OUR Research Approach
In the Affective Science & Health Laboratory at the University of Toronto, we study emotions and their ability to make us sick or help us thrive. Our research centers on two inter-related questions.
- First, what do people believe about emotions? For example, which emotions do people believe they should feel and do people believe emotions are controllable? We've examined the structure of these beliefs, the factors that shape them, and their implications for health and well-being.
- Second, how do people regulate their emotions? Specifically, we've examined multiple theoretically-motivated forms of emotion regulation, their effects on health and well-being, the psychological mechanisms underlying these effects, and the socio-cultural factors that modulate them.
To answer these questions, we use a multi-method approach, utilizing controlled experiments and ecologically-valid longitudinal studies that employ a variety of measures:
- self-report (e.g., daily diaries)
- autonomic physiology (e.g., cardiovascular and electrodermal activity)
- nonverbal behavior (e.g., facial expressions)
We also examine how key socio-cultural and psychological factors shape how these questions unfold differently across people:
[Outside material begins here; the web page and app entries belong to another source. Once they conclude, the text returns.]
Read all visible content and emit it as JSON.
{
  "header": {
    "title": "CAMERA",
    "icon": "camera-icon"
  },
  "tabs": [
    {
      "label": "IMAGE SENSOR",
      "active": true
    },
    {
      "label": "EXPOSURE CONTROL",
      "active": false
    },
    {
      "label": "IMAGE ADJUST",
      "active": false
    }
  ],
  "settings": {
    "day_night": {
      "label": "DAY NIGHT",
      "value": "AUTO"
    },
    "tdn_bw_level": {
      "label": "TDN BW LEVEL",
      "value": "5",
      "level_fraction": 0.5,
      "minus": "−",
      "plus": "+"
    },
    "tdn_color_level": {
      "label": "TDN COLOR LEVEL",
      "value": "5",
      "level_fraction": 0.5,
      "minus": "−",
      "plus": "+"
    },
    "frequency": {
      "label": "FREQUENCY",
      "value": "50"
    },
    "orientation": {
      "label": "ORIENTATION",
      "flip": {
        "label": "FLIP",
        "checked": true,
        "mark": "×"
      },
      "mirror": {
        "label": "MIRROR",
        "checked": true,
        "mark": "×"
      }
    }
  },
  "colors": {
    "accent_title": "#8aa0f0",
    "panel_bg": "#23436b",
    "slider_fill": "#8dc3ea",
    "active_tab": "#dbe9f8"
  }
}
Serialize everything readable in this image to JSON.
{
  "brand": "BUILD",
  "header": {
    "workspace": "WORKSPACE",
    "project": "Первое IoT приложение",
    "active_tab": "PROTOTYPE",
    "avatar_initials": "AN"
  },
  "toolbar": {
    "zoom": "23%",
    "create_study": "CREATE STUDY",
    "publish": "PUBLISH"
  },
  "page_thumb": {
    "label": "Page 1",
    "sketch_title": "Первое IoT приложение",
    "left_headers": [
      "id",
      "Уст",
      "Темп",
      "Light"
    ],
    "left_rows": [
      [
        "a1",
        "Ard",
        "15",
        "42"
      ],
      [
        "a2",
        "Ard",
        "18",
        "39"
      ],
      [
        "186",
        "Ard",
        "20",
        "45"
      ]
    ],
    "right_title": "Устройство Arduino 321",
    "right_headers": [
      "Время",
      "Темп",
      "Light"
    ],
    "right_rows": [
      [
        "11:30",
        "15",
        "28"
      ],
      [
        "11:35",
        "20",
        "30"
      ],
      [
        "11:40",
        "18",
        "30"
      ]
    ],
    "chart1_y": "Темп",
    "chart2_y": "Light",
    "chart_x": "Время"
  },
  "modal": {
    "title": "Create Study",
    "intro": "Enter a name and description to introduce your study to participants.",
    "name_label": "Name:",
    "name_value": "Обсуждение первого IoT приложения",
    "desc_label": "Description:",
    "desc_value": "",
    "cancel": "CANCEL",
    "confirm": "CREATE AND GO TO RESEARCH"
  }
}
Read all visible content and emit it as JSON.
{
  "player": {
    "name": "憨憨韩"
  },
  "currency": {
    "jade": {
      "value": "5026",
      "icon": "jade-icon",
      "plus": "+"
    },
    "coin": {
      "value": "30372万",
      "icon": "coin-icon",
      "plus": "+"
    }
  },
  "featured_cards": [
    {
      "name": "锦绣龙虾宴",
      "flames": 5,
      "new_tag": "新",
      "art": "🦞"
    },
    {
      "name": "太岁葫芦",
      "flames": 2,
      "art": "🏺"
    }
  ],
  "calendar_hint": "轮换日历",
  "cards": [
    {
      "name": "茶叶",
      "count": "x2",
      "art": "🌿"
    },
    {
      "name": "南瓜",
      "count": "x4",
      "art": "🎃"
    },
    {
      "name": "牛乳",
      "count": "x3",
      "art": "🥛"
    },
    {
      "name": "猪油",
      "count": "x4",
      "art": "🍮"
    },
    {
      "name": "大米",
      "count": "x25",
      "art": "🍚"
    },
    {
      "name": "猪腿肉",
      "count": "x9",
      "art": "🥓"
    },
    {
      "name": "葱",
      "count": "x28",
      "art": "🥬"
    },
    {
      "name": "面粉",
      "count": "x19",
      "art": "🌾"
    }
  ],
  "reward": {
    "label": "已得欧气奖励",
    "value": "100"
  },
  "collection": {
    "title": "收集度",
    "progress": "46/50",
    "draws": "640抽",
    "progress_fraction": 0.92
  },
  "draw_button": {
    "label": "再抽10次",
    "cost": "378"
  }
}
- age (children, undergraduates, older adults)
- culture (e.g., U.S., Russia, East Asia)
- socioeconomic status (community samples)
- risk for psychological health issues (stress exposure)
- clinical status (major depressive and bipolar disorder)
Using these methods, our research contributes to the basic science behind and the health implications of what people believe about their emotions and how they regulate their emotions.
Does emotion regulation trump political action? In a forthcoming issue of the Journal of Personality and Social Psychology, we describe research conducted in the aftermath of the 2016 U.S. presidential election suggesting that using effective forms of emotion regulation helps Clinton supporters feel better, but feeling better comes at the cost of engaging less in productive political action.
What are the costs of believing emotions are uncontrollable? In a forthcoming issue of the Journal of Experimental Psychology: General, we show that youths who believe that emotions are relatively uncontrollable are less likely to gain skill in effective forms of emotion regulation and, in turn, are more likely experience symptoms of poor mental health.
Does the mental health of caregivers predict the longevity of the patients in their care? Described in 2017 issue of The Proceedings of the National Academy of Sciences, we found that familial caregivers with worse mental health had patients at increased risk for mortality, underscoring the importance of caring for caregivers as well as patients when attempting to improve patients' lives.
Principal Investigator of the Affective Science & Health Lab, Brett Ford, has been named a Rising Star by the Association for Psychological Science.
In her new book, America the Anxious: How our Pursuit of Happiness is Creating a Nation of Anxious Wrecks, author Ruth Whippman discusses the downsides of pursuing happiness, including empirical research from Brett Ford and collaborator Iris Mauss.